Much of the world’s regulatory mechanisms are naturally a reaction to what has occurred and been perceived as bad practice. As such, it’s only natural that corporations will push the boundaries before then being brought back into line. France’s Digital Services Tax is the first logical step to take aim at the fact that corporations should either have profitable operations, or not run. If a company can fake a lack of profitability and get away with it, that shouldn’t be allowed and as such the assumption is that if you’re doing business, it must be profitable to you. As such, France will just tax your revenue rather than worry about how you can show you’re not making a profit and therefore don’t deserve to be taxed when everyone knows you actually are.
Other measures which seem more and more outdated is the US SEC regulation requiring only firms which have over $10 million in assets AND more than 500 external investors to have to file accounts. This bar was set by the Securities and Exchange Act of 1934 when $10 million was a hell of a lot more money than it is today. The rationale was that if you’re so big you have that much and a bunch of shareholders, you should basically be a public company so we’ll make you open up to scrutiny in the same way a public company is and make you file accounts.
The trouble is that the venture capital investment industry has come a long way since 1934 and now many multi-billion dollar companies are still private with a number of shares just circulating amongst limited external parties, thereby allowing them to keep all the early stage growth and profits for themselves. Pension funds and others who have requirements that their investments be in publicly traded companies are left out in the cold, as obviously are retail investors.

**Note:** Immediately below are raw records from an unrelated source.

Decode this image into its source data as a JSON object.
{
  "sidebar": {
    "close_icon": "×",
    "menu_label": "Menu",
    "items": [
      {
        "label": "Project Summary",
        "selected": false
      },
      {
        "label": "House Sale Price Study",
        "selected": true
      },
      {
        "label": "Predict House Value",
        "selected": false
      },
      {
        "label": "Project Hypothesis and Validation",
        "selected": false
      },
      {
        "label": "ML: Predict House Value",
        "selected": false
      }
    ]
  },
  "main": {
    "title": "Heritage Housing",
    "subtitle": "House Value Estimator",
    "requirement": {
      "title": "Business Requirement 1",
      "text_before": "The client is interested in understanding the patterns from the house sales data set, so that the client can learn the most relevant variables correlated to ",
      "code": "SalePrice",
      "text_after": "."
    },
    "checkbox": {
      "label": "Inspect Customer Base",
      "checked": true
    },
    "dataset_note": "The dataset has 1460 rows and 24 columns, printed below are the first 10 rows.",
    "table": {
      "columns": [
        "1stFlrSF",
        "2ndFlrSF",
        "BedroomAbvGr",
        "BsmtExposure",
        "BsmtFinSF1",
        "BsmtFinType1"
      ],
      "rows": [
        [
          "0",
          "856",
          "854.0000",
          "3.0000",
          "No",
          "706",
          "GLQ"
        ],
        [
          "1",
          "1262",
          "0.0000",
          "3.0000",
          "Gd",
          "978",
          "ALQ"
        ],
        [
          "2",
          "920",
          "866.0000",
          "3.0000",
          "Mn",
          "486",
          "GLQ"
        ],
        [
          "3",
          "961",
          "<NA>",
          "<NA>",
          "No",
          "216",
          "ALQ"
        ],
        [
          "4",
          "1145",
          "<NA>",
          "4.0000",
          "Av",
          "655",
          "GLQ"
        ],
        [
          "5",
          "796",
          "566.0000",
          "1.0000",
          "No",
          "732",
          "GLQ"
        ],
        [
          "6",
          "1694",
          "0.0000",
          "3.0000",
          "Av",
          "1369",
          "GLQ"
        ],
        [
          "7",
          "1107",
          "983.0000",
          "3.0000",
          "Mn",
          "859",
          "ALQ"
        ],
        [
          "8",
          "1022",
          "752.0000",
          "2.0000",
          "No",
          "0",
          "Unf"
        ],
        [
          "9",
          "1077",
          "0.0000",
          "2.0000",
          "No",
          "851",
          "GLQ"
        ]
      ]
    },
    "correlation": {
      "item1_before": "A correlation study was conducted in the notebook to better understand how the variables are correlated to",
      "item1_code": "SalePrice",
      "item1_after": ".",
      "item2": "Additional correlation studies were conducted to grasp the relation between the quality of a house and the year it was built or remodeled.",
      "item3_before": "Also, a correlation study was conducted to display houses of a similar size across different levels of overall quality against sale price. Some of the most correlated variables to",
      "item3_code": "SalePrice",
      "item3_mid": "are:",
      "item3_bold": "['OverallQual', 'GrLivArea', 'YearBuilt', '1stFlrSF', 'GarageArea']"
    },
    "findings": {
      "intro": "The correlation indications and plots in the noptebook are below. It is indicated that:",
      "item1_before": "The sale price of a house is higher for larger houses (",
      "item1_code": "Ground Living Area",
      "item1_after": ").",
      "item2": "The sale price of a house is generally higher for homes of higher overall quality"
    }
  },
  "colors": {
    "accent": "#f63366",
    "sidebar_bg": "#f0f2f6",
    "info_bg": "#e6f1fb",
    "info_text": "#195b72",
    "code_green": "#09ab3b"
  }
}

The war between corporations and governments/regulators is a long one and being constantly waged. This week, we saw Amazon take a slice of humble pie.